Today I had the most successful shopping trip so far in Turkey: I FOUND BACON! This is a Muslim country folks. Pork simply isn’t available at the corner store. It took 4 hours and five metro transfers (transfers are not free, BTW) to get to the store that caters to westerners and back to my apartment. The cost was astronomical: 100TL or about $36 US. That’s roughly 5% of my monthly pay. Totally worth it, too. You can get cured beef (dana) and sheep, but it is soooooo not the same as pork belly.
The other day I had a reading in class that mentioned that someone had bacon and eggs for breakfast. Not one of my students had ever even heard of the word before. So I wrote on the board: “pig meat = pork. Bacon is a type of pork.” The look of horror on my students’ faces was comical to me, but I dared not even smile. I explained that non-Muslims often ate pork and that bacon was one of my favorite foods. They were obviously seeing a side of their teacher that they hadn’t expected. We then went on to learn another vocabulary word: forbidden. Always a teaching moment!
Today is the first day of Ramazan (Ramadan to most of the Muslim world). Technically it started at sundown yesterday. Observant followers of Islam fast from sunup to sundown. A lunar holiday, the month long celebration moves each year. It is particularly difficult when it falls in the middle of the summer—the longest and hottest days. Not even water is allowed to pass your lips. According to Ramadan Mubarak:

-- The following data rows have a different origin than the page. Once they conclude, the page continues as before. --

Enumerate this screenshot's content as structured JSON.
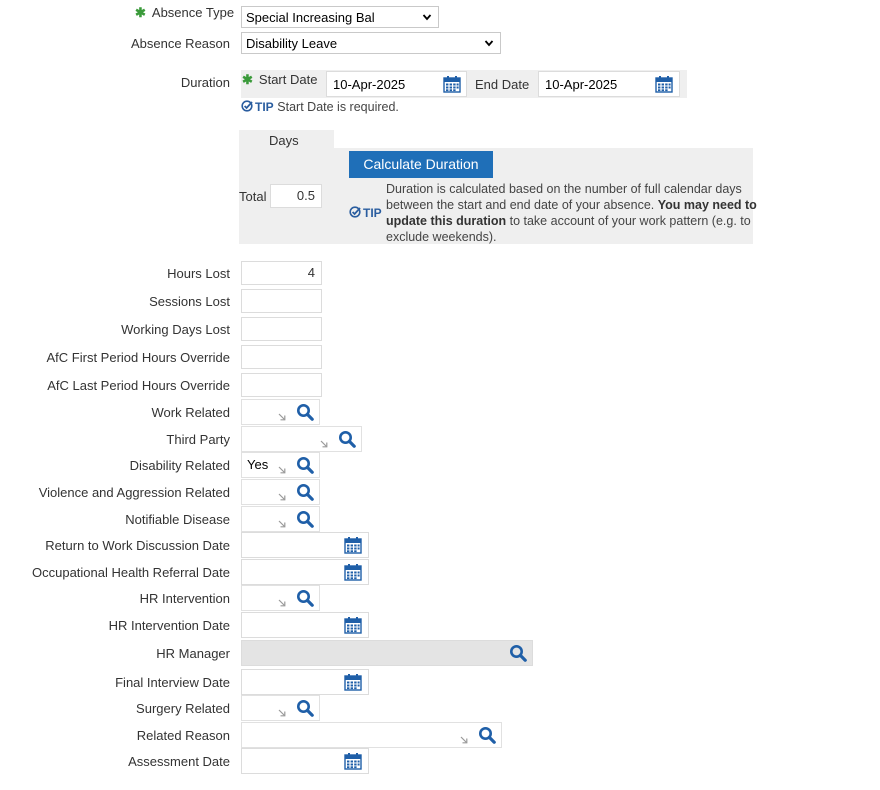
{
  "absence_type": {
    "label": "Absence Type",
    "value": "Special Increasing Bal",
    "required": "✱"
  },
  "absence_reason": {
    "label": "Absence Reason",
    "value": "Disability Leave"
  },
  "duration": {
    "label": "Duration",
    "start_label": "Start Date",
    "start_value": "10-Apr-2025",
    "end_label": "End Date",
    "end_value": "10-Apr-2025",
    "required": "✱",
    "tip_label": "TIP",
    "tip_text": "Start Date is required."
  },
  "days": {
    "header": "Days",
    "total_label": "Total",
    "total_value": "0.5",
    "calc_button": "Calculate Duration",
    "tip_label": "TIP",
    "tip_part1": "Duration is calculated based on the number of full calendar days between the start and end date of your absence. ",
    "tip_bold": "You may need to update this duration",
    "tip_part2": " to take account of your work pattern (e.g. to exclude weekends)."
  },
  "fields": {
    "hours_lost": {
      "label": "Hours Lost",
      "value": "4"
    },
    "sessions_lost": {
      "label": "Sessions Lost",
      "value": ""
    },
    "working_days_lost": {
      "label": "Working Days Lost",
      "value": ""
    },
    "afc_first": {
      "label": "AfC First Period Hours Override",
      "value": ""
    },
    "afc_last": {
      "label": "AfC Last Period Hours Override",
      "value": ""
    },
    "work_related": {
      "label": "Work Related",
      "value": ""
    },
    "third_party": {
      "label": "Third Party",
      "value": ""
    },
    "disability_related": {
      "label": "Disability Related",
      "value": "Yes"
    },
    "violence_related": {
      "label": "Violence and Aggression Related",
      "value": ""
    },
    "notifiable_disease": {
      "label": "Notifiable Disease",
      "value": ""
    },
    "rtw_date": {
      "label": "Return to Work Discussion Date",
      "value": ""
    },
    "oh_referral_date": {
      "label": "Occupational Health Referral Date",
      "value": ""
    },
    "hr_intervention": {
      "label": "HR Intervention",
      "value": ""
    },
    "hr_intervention_date": {
      "label": "HR Intervention Date",
      "value": ""
    },
    "hr_manager": {
      "label": "HR Manager",
      "value": ""
    },
    "final_interview_date": {
      "label": "Final Interview Date",
      "value": ""
    },
    "surgery_related": {
      "label": "Surgery Related",
      "value": ""
    },
    "related_reason": {
      "label": "Related Reason",
      "value": ""
    },
    "assessment_date": {
      "label": "Assessment Date",
      "value": ""
    }
  },
  "icons": {
    "search": "search-icon",
    "calendar": "calendar-icon",
    "arrow": "list-arrow-icon",
    "tip": "check-tip-icon"
  },
  "colors": {
    "accent": "#1f6fb8",
    "required": "#3a9a3a",
    "panel": "#efefef",
    "icon": "#2a5d9f"
  }
}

“It was during the month of Ramadan that the Qur’an, the holy book of Islam, was first revealed to the Prophet Muhammad by the angel Gabriel. One of the five pillars or key practices of this faith tradition is to fast during this month from the time just before sunrise until just after sunset. During the fast, total abstinence is required from food, drink (including water), smoking or consumption of tobacco, sexual intercourse, and any form of negativity — backbiting, fighting, cursing, arguing and similar behaviors. Muslims rise before dawn for a breakfast, fast through the day, and then break the fast first with dates (which Muhammad ate) and then a light meal with family and friends.
This is also a time of intensified spiritual practice. In addition to the five times a day prayer, a longer Tajweed prayer is said nightly, and sometimes prayer extends hours into the night. Many Muslims also read the Qur’an cover to cover during Ramadan. Doing good deeds and making charitable contributions are also recommended.”

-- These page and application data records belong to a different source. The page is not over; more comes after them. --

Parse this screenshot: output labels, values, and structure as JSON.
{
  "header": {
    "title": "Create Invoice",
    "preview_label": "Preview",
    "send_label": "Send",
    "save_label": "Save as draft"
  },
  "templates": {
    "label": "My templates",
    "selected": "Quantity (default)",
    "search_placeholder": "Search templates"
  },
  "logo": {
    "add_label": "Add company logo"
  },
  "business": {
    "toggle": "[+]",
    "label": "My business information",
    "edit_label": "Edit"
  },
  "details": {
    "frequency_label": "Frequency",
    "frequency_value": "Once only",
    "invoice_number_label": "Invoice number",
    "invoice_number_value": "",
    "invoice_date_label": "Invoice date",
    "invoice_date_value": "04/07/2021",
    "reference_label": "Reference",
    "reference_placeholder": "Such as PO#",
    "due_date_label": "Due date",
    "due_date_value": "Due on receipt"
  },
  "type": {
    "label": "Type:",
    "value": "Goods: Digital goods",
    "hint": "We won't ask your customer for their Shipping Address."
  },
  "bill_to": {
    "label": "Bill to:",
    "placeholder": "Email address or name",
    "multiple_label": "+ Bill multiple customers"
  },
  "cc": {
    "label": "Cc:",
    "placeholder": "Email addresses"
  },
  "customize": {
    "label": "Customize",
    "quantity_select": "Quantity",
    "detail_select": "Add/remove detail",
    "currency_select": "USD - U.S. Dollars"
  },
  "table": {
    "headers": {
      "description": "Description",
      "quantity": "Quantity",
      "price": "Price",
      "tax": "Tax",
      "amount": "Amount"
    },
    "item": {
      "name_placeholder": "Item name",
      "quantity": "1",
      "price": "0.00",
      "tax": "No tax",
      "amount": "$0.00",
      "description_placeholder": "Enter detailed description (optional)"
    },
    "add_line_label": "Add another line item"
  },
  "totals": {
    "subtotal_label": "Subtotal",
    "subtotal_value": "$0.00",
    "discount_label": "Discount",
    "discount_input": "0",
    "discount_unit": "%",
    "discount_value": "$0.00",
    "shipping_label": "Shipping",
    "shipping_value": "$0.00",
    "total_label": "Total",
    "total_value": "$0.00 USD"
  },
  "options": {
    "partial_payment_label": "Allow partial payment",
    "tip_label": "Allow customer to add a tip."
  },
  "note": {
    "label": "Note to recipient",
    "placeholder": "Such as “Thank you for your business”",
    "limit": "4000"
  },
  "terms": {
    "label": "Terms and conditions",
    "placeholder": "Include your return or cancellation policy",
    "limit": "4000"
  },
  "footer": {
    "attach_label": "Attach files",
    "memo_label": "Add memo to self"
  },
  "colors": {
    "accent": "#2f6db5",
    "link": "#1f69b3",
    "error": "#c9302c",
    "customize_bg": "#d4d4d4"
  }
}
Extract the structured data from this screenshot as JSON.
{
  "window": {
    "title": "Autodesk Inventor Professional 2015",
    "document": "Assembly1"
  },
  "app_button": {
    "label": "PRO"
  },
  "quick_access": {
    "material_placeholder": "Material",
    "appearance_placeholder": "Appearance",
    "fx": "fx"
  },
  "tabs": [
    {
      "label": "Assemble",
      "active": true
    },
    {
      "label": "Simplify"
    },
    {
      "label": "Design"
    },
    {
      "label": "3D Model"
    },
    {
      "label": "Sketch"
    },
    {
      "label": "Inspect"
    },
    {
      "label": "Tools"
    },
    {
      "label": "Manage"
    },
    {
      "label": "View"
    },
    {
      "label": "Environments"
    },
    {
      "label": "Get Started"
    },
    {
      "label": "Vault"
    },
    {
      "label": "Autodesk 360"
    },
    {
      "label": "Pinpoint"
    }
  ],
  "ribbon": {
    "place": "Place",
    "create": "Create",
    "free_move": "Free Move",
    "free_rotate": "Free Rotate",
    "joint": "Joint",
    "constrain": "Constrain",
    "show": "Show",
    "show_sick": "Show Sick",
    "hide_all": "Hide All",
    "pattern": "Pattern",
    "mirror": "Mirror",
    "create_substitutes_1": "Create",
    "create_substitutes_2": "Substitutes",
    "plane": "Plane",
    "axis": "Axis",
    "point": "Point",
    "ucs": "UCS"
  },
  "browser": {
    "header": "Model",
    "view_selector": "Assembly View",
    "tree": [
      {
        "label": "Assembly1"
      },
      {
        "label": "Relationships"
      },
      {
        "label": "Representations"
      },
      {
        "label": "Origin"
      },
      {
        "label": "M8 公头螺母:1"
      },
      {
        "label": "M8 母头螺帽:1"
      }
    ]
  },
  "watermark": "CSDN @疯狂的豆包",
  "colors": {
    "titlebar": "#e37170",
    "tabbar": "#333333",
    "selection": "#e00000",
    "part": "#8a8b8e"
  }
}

And with that in mind, what am I doing? I’m eating a late breakfast of BACON and sunny-side-up eggs fried in bacon grease. Trust me, this is not a political statement. This is just the breakfast of a woman who has not tasted bacon for nine months and two continents. It reminds me of last summer, hiking the AT, when the only foods that excited me were shelf stable bacon and instant mashed potatoes. Not an inspiring cuisine. Certainly not a healthy one. But old friend, I have missed you so! This isn’t the best bacon I’ve ever had. It’s certainly not free range, thick cut, maple-smoked. But it’s bacon. It will do.
We’ve been reminded not to bring food or water into the classroom during evening classes, which start at 7p. Usually we take a 10 minute break each hour, but during Ramazan, we combine all the breaks into one. We stop class a few minutes before sundown (so the break time changes by a minute or so each day) and let the students have 30 minutes to break their fast. Many students will not return after the break, I’m sure.
I’m still getting organized here at the new apartment. Today I bought a sweeper and some rolling shelves. The place isn’t really set up to live in–I’m still on a futon couch and I have no place to hang clothes. Unfortunately, with the extra items I’ve bought for the kitchen and house, plus the very expensive trip yesterday to the “Western” grocery store, I’m almost broke. Since I was just paid Monday, that’s pretty bad. I have, of course, set aside my rent and utilities and put money on my Metro card and phone. The fridge is stocked for a week or so. But there isn’t much left over for the month now. Teachers are poorly paid.